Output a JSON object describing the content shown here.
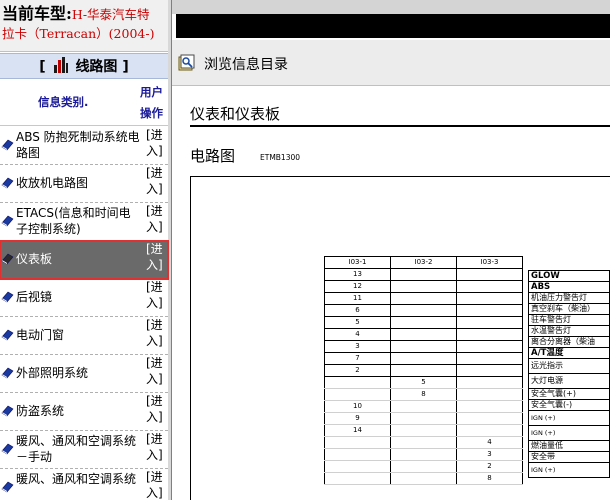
{
  "left_pane": {
    "car_label": "当前车型:",
    "car_model_line1": "H-华泰汽车特",
    "car_model_line2": "拉卡（Terracan）(2004-)",
    "section_title": "线路图",
    "section_bracket_open": "[",
    "section_bracket_close": "]",
    "col_category": "信息类别.",
    "col_ops_line1": "用户",
    "col_ops_line2": "操作",
    "enter_line1": "[进",
    "enter_line2": "入]",
    "items": [
      {
        "name": "ABS 防抱死制动系统电路图",
        "selected": false
      },
      {
        "name": "收放机电路图",
        "selected": false
      },
      {
        "name": "ETACS(信息和时间电子控制系统)",
        "selected": false
      },
      {
        "name": "仪表板",
        "selected": true
      },
      {
        "name": "后视镜",
        "selected": false
      },
      {
        "name": "电动门窗",
        "selected": false
      },
      {
        "name": "外部照明系统",
        "selected": false
      },
      {
        "name": "防盗系统",
        "selected": false
      },
      {
        "name": "暖风、通风和空调系统－手动",
        "selected": false
      },
      {
        "name": "暖风、通风和空调系统",
        "selected": false
      }
    ]
  },
  "right_pane": {
    "toolbar_label": "浏览信息目录",
    "doc_title": "仪表和仪表板",
    "diagram_title": "电路图",
    "diagram_code": "ETMB1300",
    "connectors": {
      "headers": [
        "I03-1",
        "I03-2",
        "I03-3"
      ],
      "rows": [
        [
          "13",
          "",
          ""
        ],
        [
          "12",
          "",
          ""
        ],
        [
          "11",
          "",
          ""
        ],
        [
          "6",
          "",
          ""
        ],
        [
          "5",
          "",
          ""
        ],
        [
          "4",
          "",
          ""
        ],
        [
          "3",
          "",
          ""
        ],
        [
          "7",
          "",
          ""
        ],
        [
          "2",
          "",
          ""
        ],
        [
          "",
          "5",
          ""
        ],
        [
          "",
          "8",
          ""
        ],
        [
          "10",
          "",
          ""
        ],
        [
          "9",
          "",
          ""
        ],
        [
          "14",
          "",
          ""
        ],
        [
          "",
          "",
          "4"
        ],
        [
          "",
          "",
          "3"
        ],
        [
          "",
          "",
          "2"
        ],
        [
          "",
          "",
          "8"
        ]
      ]
    },
    "signals": [
      "GLOW",
      "ABS",
      "机油压力警告灯",
      "真空刹车（柴油）",
      "驻车警告灯",
      "水温警告灯",
      "离合分离器（柴油",
      "A/T温度",
      "远光指示",
      "大灯电源",
      "安全气囊(+)",
      "安全气囊(-)",
      "IGN (+)",
      "IGN (+)",
      "燃油量低",
      "安全带",
      "IGN (+)"
    ]
  },
  "colors": {
    "selected_bg": "#6a6a6a",
    "selected_outline": "#e03030",
    "car_model_text": "#cc0000",
    "section_header_bg": "#d9e2f3",
    "link_blue": "#1a1a99"
  },
  "icons": {
    "category_bullet": "book-icon",
    "section": "bar-chart-icon",
    "toolbar": "browse-catalog-icon"
  }
}
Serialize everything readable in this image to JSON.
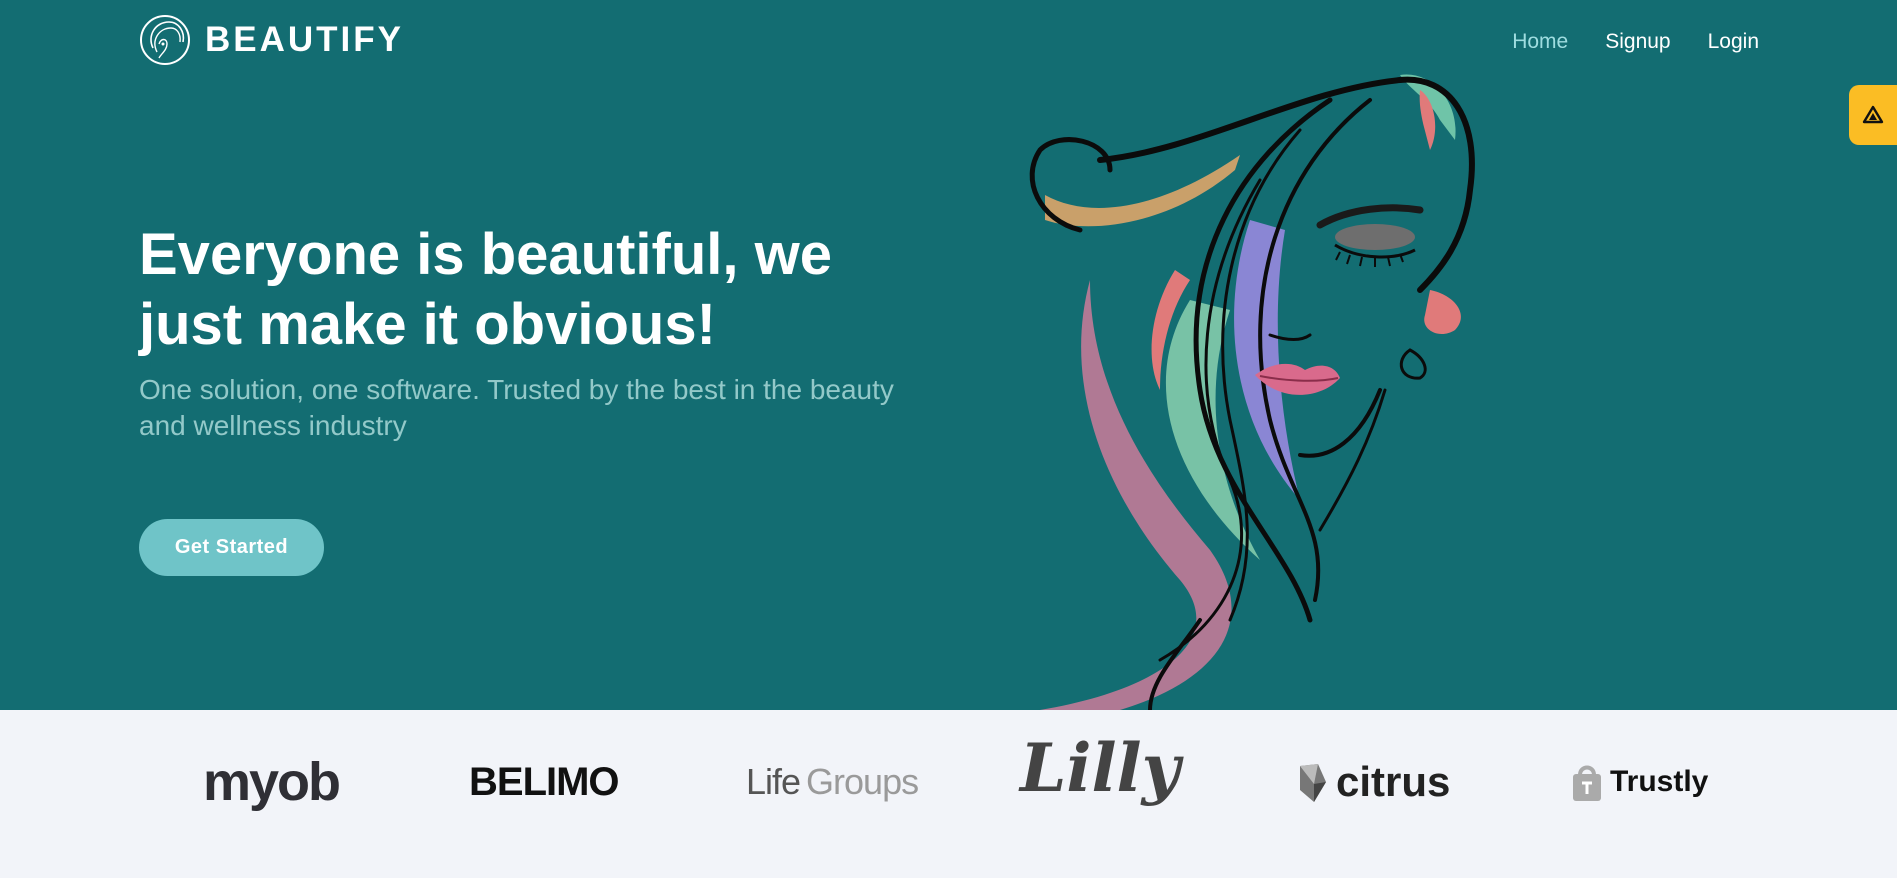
{
  "brand": {
    "name": "BEAUTIFY",
    "logo_icon": "woman-profile-circle-icon"
  },
  "nav": {
    "items": [
      {
        "label": "Home",
        "active": true
      },
      {
        "label": "Signup",
        "active": false
      },
      {
        "label": "Login",
        "active": false
      }
    ]
  },
  "hero": {
    "headline": "Everyone is beautiful, we just make it obvious!",
    "subheadline": "One solution, one software. Trusted by the best in the beauty and wellness industry",
    "cta_label": "Get Started",
    "illustration": "woman-face-line-art"
  },
  "partners": {
    "myob": "myob",
    "belimo": "BELIMO",
    "lifegroups_a": "Life",
    "lifegroups_b": "Groups",
    "lilly": "Lilly",
    "citrus": "citrus",
    "trustly": "Trustly"
  },
  "colors": {
    "hero_bg": "#136d72",
    "accent": "#6fc4c8",
    "nav_active": "#9fdde0",
    "widget": "#fbbd24",
    "strip_bg": "#f2f4f9"
  }
}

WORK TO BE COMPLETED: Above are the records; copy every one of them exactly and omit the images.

RESPONSE TO THIS EXERCISE:
Output a JSON object describing the content shown here.
{
  "left_pane": {
    "car_label": "当前车型:",
    "car_model_line1": "H-华泰汽车特",
    "car_model_line2": "拉卡（Terracan）(2004-)",
    "section_title": "线路图",
    "section_bracket_open": "[",
    "section_bracket_close": "]",
    "col_category": "信息类别.",
    "col_ops_line1": "用户",
    "col_ops_line2": "操作",
    "enter_line1": "[进",
    "enter_line2": "入]",
    "items": [
      {
        "name": "ABS 防抱死制动系统电路图",
        "selected": false
      },
      {
        "name": "收放机电路图",
        "selected": false
      },
      {
        "name": "ETACS(信息和时间电子控制系统)",
        "selected": false
      },
      {
        "name": "仪表板",
        "selected": true
      },
      {
        "name": "后视镜",
        "selected": false
      },
      {
        "name": "电动门窗",
        "selected": false
      },
      {
        "name": "外部照明系统",
        "selected": false
      },
      {
        "name": "防盗系统",
        "selected": false
      },
      {
        "name": "暖风、通风和空调系统－手动",
        "selected": false
      },
      {
        "name": "暖风、通风和空调系统",
        "selected": false
      }
    ]
  },
  "right_pane": {
    "toolbar_label": "浏览信息目录",
    "doc_title": "仪表和仪表板",
    "diagram_title": "电路图",
    "diagram_code": "ETMB1300",
    "connectors": {
      "headers": [
        "I03-1",
        "I03-2",
        "I03-3"
      ],
      "rows": [
        [
          "13",
          "",
          ""
        ],
        [
          "12",
          "",
          ""
        ],
        [
          "11",
          "",
          ""
        ],
        [
          "6",
          "",
          ""
        ],
        [
          "5",
          "",
          ""
        ],
        [
          "4",
          "",
          ""
        ],
        [
          "3",
          "",
          ""
        ],
        [
          "7",
          "",
          ""
        ],
        [
          "2",
          "",
          ""
        ],
        [
          "",
          "5",
          ""
        ],
        [
          "",
          "8",
          ""
        ],
        [
          "10",
          "",
          ""
        ],
        [
          "9",
          "",
          ""
        ],
        [
          "14",
          "",
          ""
        ],
        [
          "",
          "",
          "4"
        ],
        [
          "",
          "",
          "3"
        ],
        [
          "",
          "",
          "2"
        ],
        [
          "",
          "",
          "8"
        ]
      ]
    },
    "signals": [
      "GLOW",
      "ABS",
      "机油压力警告灯",
      "真空刹车（柴油）",
      "驻车警告灯",
      "水温警告灯",
      "离合分离器（柴油",
      "A/T温度",
      "远光指示",
      "大灯电源",
      "安全气囊(+)",
      "安全气囊(-)",
      "IGN (+)",
      "IGN (+)",
      "燃油量低",
      "安全带",
      "IGN (+)"
    ]
  },
  "colors": {
    "selected_bg": "#6a6a6a",
    "selected_outline": "#e03030",
    "car_model_text": "#cc0000",
    "section_header_bg": "#d9e2f3",
    "link_blue": "#1a1a99"
  },
  "icons": {
    "category_bullet": "book-icon",
    "section": "bar-chart-icon",
    "toolbar": "browse-catalog-icon"
  }
}
Serialize everything readable in this image to JSON.
{
  "brand": {
    "name": "BEAUTIFY",
    "logo_icon": "woman-profile-circle-icon"
  },
  "nav": {
    "items": [
      {
        "label": "Home",
        "active": true
      },
      {
        "label": "Signup",
        "active": false
      },
      {
        "label": "Login",
        "active": false
      }
    ]
  },
  "hero": {
    "headline": "Everyone is beautiful, we just make it obvious!",
    "subheadline": "One solution, one software. Trusted by the best in the beauty and wellness industry",
    "cta_label": "Get Started",
    "illustration": "woman-face-line-art"
  },
  "partners": {
    "myob": "myob",
    "belimo": "BELIMO",
    "lifegroups_a": "Life",
    "lifegroups_b": "Groups",
    "lilly": "Lilly",
    "citrus": "citrus",
    "trustly": "Trustly"
  },
  "colors": {
    "hero_bg": "#136d72",
    "accent": "#6fc4c8",
    "nav_active": "#9fdde0",
    "widget": "#fbbd24",
    "strip_bg": "#f2f4f9"
  }
}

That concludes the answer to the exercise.